The visa category, suspended by the National government in 2016, is to be reinstated from February but with a lower annual cap and significantly tougher financial requirements.
When the scheme was suspended, Auckland woman Xu Lin about to submit an expression of interest for her and her husband's parents.
Ms Xu said at first she was excited at the news the category was being reopened - but the announcement wasn't what she had been waiting for.
"When I read the news in detail, I was very angry. The financial requirements, at least for my family, are impossible to meet. I think they're also impossible for most people," she said.
The new policy requires an individual to have an annual salary of almost $160,000 to bring in both parents.
Both Ms Xu and her husband are only children, and together have four parents to look after.
Ms Xu works part time to take care of a young son, and said for her that level of income was unthinkable.
"Sometimes we need our parents to help look after our child. Our parents don't want to live here permanently. They have to adapt to a different lifestyle and their friends are all in China," Ms Xu said.

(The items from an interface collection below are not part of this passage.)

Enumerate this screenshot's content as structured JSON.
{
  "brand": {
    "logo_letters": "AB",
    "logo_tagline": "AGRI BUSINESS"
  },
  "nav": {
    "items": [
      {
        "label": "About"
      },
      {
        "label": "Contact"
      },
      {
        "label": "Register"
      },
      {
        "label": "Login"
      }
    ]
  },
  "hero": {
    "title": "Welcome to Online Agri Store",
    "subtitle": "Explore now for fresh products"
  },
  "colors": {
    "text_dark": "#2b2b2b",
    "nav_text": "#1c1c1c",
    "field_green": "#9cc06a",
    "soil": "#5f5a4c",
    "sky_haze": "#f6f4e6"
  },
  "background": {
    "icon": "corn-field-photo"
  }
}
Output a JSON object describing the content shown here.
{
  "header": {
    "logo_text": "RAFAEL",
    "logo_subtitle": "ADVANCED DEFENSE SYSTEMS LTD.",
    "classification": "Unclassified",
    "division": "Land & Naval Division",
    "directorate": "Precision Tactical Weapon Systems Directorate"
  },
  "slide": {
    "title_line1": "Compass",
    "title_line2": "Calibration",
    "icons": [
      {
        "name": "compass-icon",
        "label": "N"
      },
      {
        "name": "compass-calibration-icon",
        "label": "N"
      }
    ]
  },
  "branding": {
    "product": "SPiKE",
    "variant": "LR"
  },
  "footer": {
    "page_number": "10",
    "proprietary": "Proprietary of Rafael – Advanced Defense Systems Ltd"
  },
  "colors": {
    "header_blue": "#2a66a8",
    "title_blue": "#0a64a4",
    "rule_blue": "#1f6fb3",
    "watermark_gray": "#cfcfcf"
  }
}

"We just hope that when it's necessary, they can stay here a bit longer. We're not thinking about taking advantage of the system. We can buy our own medical insurance for them."
For Sandy Ji, the visa requirements mean she and her husband will have to make difficult decisions.
"With limited financial ability, if we can afford to apply for residency for only one parent, it might create some conflict in the family. Even if they don't say anything. It will affect the relationship between family members," she said.
Harry Chen works as a coach driver in Auckland and said he might go back to China to stay with his parents if they can't come over.
"New Zealand economy is not going well. I'm earning less than before and the cost of living is high. Now the requirements for earnings has been raised to such a high level, I don't think me and my partner can ever get all of our parents over," he said.
New Zealand Chinese Youth Federation president James Sun said lots of its members are in their twenties or thirties, the one-child generation.
He has heard lots of complaints about the new scheme.
"Their parents, when they grow older, as according to Chinese culture, they always like this family reunion because they have no other children to support them in China - so there's another culture issue with Chinese immigrants," Mr Sun said.